■ Instructions to follow ■
Write out the data exactly as given, dropping every picture.

■ Dataset items ■
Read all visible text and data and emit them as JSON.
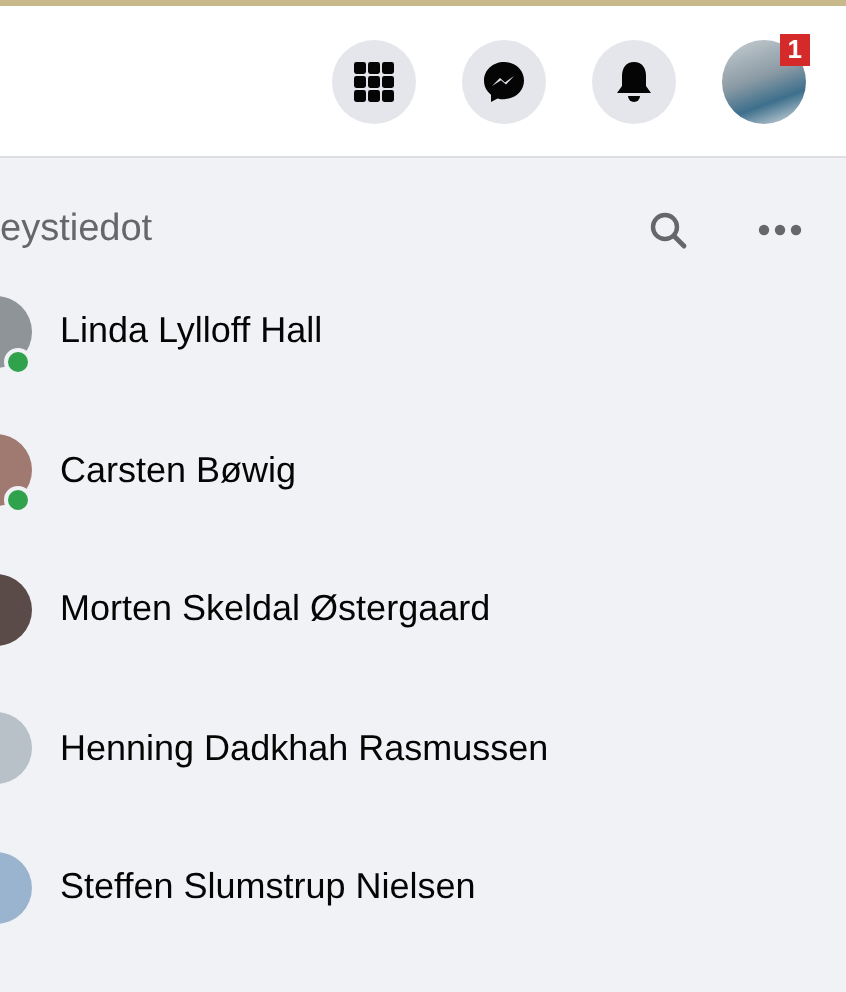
{
  "top_bar": {
    "account_badge": "1"
  },
  "contacts_panel": {
    "heading": "eystiedot",
    "contacts": [
      {
        "name": "Linda Lylloff Hall",
        "online": true
      },
      {
        "name": "Carsten Bøwig",
        "online": true
      },
      {
        "name": "Morten Skeldal Østergaard",
        "online": false
      },
      {
        "name": "Henning Dadkhah Rasmussen",
        "online": false
      },
      {
        "name": "Steffen Slumstrup Nielsen",
        "online": false
      }
    ]
  }
}
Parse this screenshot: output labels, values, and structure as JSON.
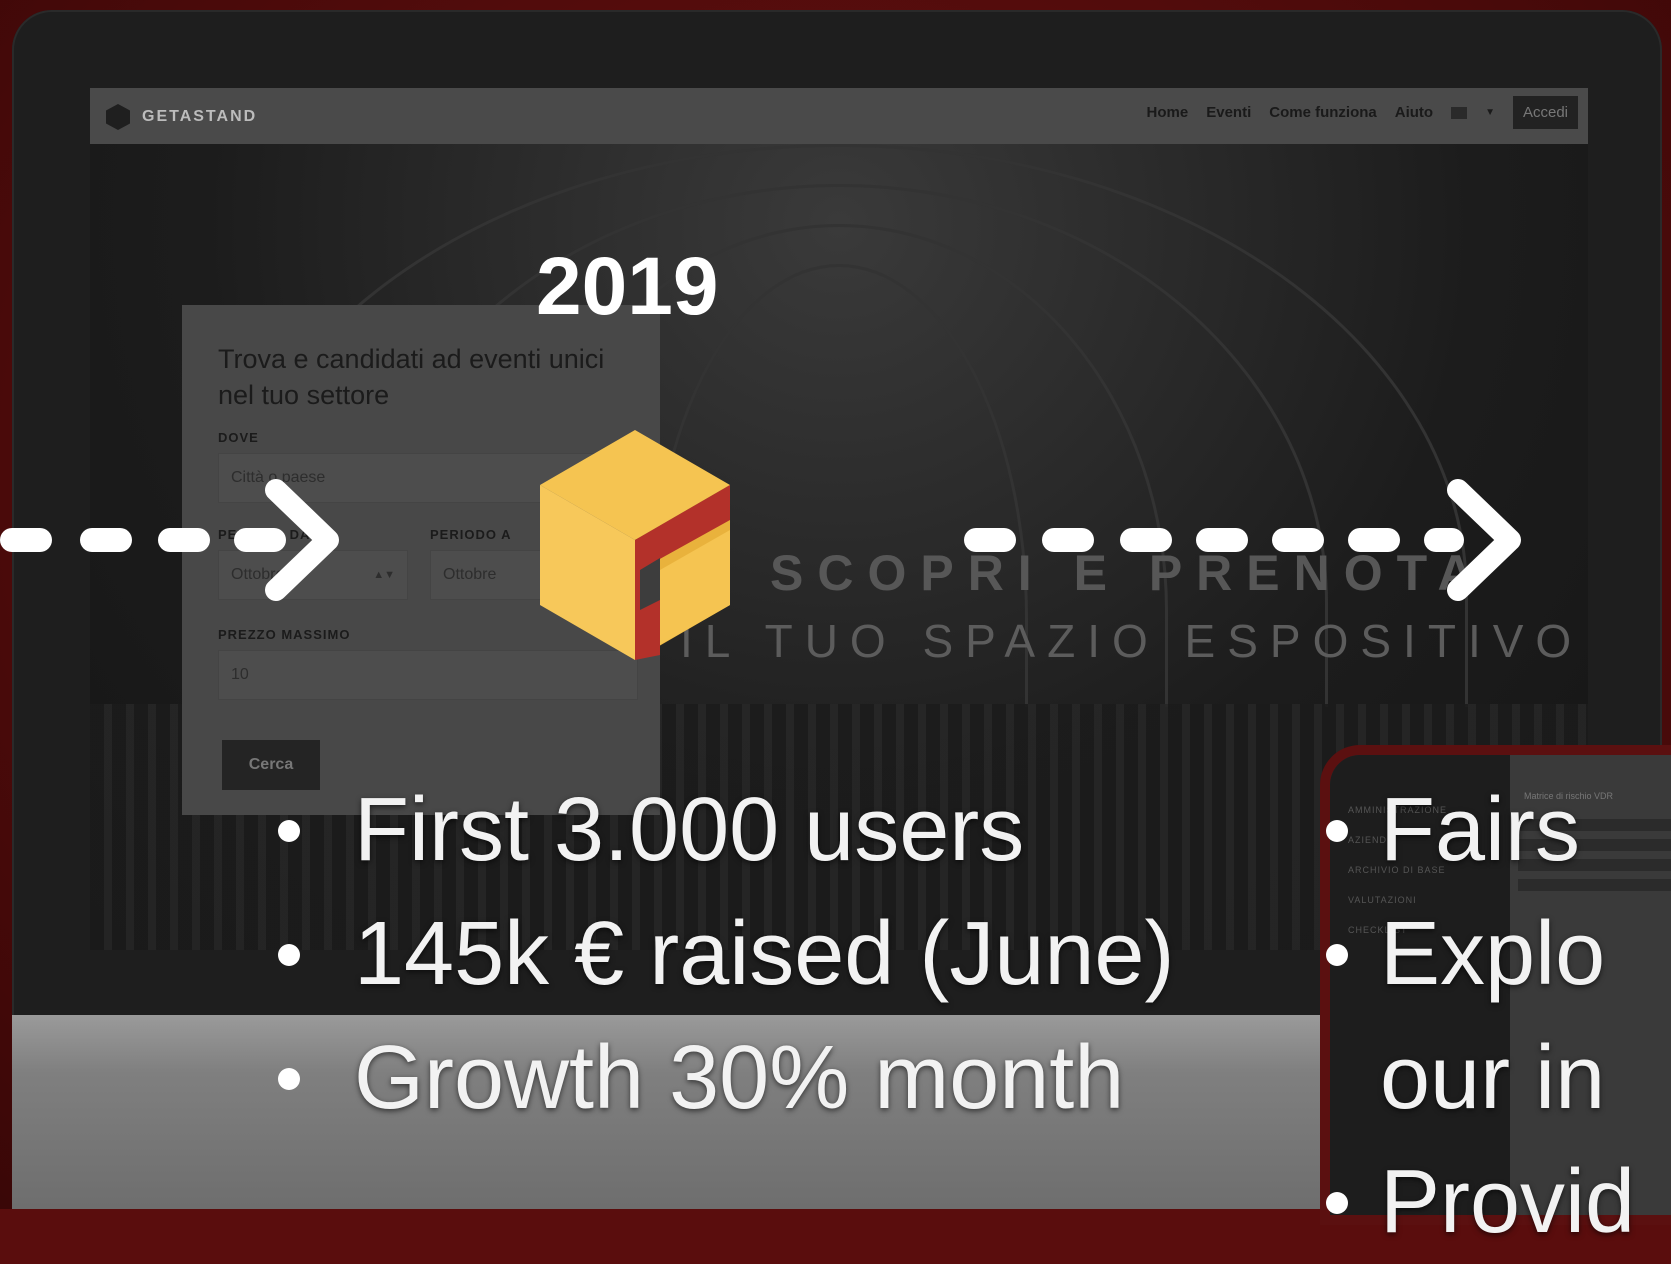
{
  "navbar": {
    "brand": "GETASTAND",
    "links": [
      "Home",
      "Eventi",
      "Come funziona",
      "Aiuto"
    ],
    "login": "Accedi"
  },
  "hero": {
    "title": "SCOPRI E PRENOTA",
    "subtitle": "IL TUO SPAZIO ESPOSITIVO"
  },
  "search_card": {
    "title": "Trova e candidati ad eventi unici nel tuo settore",
    "where_label": "DOVE",
    "where_placeholder": "Città o paese",
    "from_label": "PERIODO DA",
    "from_value": "Ottobre",
    "to_label": "PERIODO A",
    "to_value": "Ottobre",
    "price_label": "PREZZO MASSIMO",
    "price_value": "10",
    "search_button": "Cerca"
  },
  "overlay": {
    "year": "2019",
    "bullets": [
      "First 3.000 users",
      "145k € raised (June)",
      "Growth 30% month"
    ]
  },
  "tablet": {
    "sidebar_items": [
      "AMMINISTRAZIONE",
      "AZIENDE",
      "ARCHIVIO DI BASE",
      "VALUTAZIONI",
      "CHECKLIST"
    ],
    "header": "Matrice di rischio VDR",
    "text_lines": [
      "Fairs",
      "Explo",
      "our in",
      "Provid"
    ]
  },
  "colors": {
    "background": "#5a0d0d",
    "logo_yellow": "#f5c451",
    "logo_red": "#b3312a"
  }
}
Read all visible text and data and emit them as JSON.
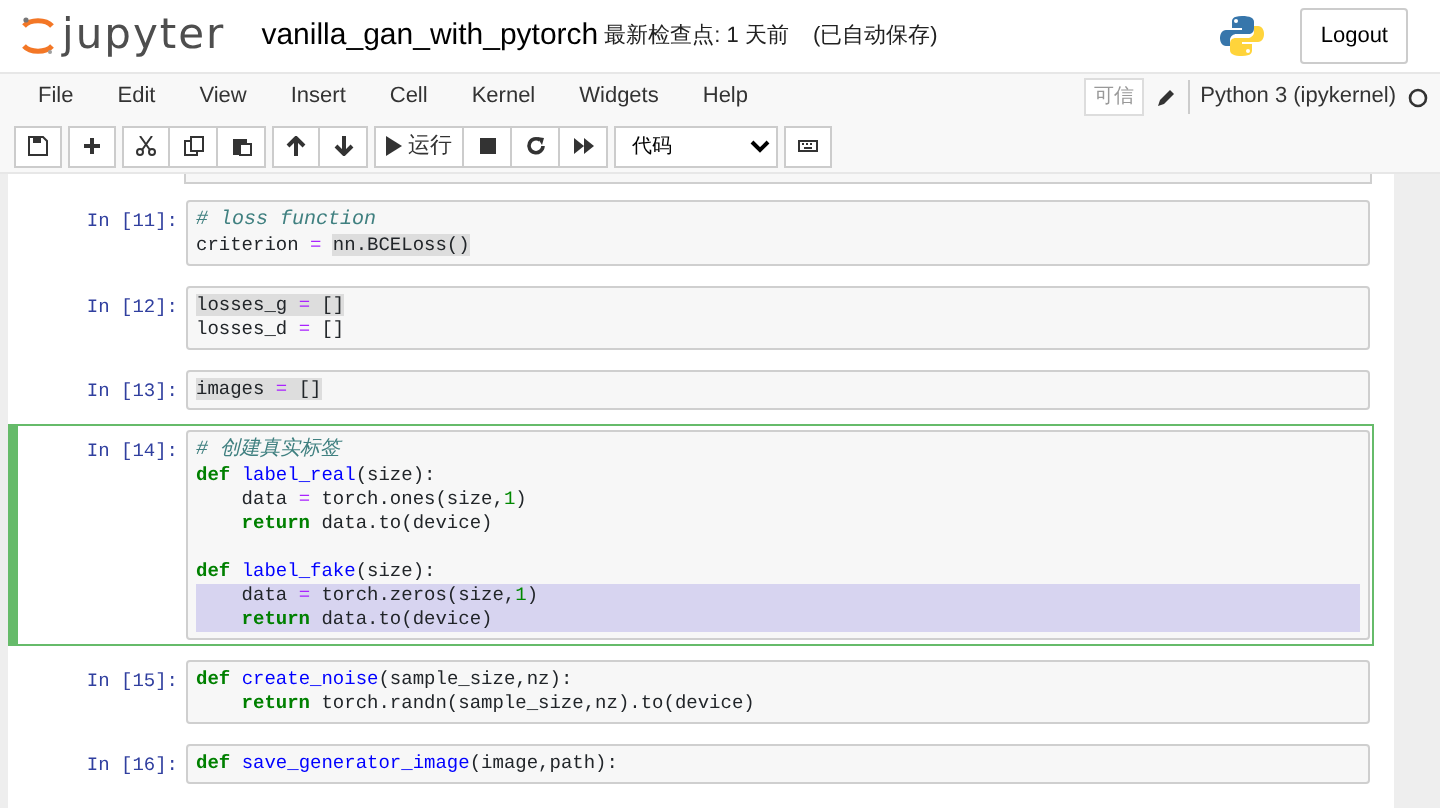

■ Your solution ■
Read all visible text and data and emit them as JSON.
{
  "top_bar": {
    "account_badge": "1"
  },
  "contacts_panel": {
    "heading": "eystiedot",
    "contacts": [
      {
        "name": "Linda Lylloff Hall",
        "online": true
      },
      {
        "name": "Carsten Bøwig",
        "online": true
      },
      {
        "name": "Morten Skeldal Østergaard",
        "online": false
      },
      {
        "name": "Henning Dadkhah Rasmussen",
        "online": false
      },
      {
        "name": "Steffen Slumstrup Nielsen",
        "online": false
      }
    ]
  }
}
Parse this screenshot: output labels, values, and structure as JSON.
{
  "navbar": {
    "brand": "GETASTAND",
    "links": [
      "Home",
      "Eventi",
      "Come funziona",
      "Aiuto"
    ],
    "login": "Accedi"
  },
  "hero": {
    "title": "SCOPRI E PRENOTA",
    "subtitle": "IL TUO SPAZIO ESPOSITIVO"
  },
  "search_card": {
    "title": "Trova e candidati ad eventi unici nel tuo settore",
    "where_label": "DOVE",
    "where_placeholder": "Città o paese",
    "from_label": "PERIODO DA",
    "from_value": "Ottobre",
    "to_label": "PERIODO A",
    "to_value": "Ottobre",
    "price_label": "PREZZO MASSIMO",
    "price_value": "10",
    "search_button": "Cerca"
  },
  "overlay": {
    "year": "2019",
    "bullets": [
      "First 3.000 users",
      "145k € raised (June)",
      "Growth 30% month"
    ]
  },
  "tablet": {
    "sidebar_items": [
      "AMMINISTRAZIONE",
      "AZIENDE",
      "ARCHIVIO DI BASE",
      "VALUTAZIONI",
      "CHECKLIST"
    ],
    "header": "Matrice di rischio VDR",
    "text_lines": [
      "Fairs",
      "Explo",
      "our in",
      "Provid"
    ]
  },
  "colors": {
    "background": "#5a0d0d",
    "logo_yellow": "#f5c451",
    "logo_red": "#b3312a"
  }
}
Read all visible text and data and emit them as JSON.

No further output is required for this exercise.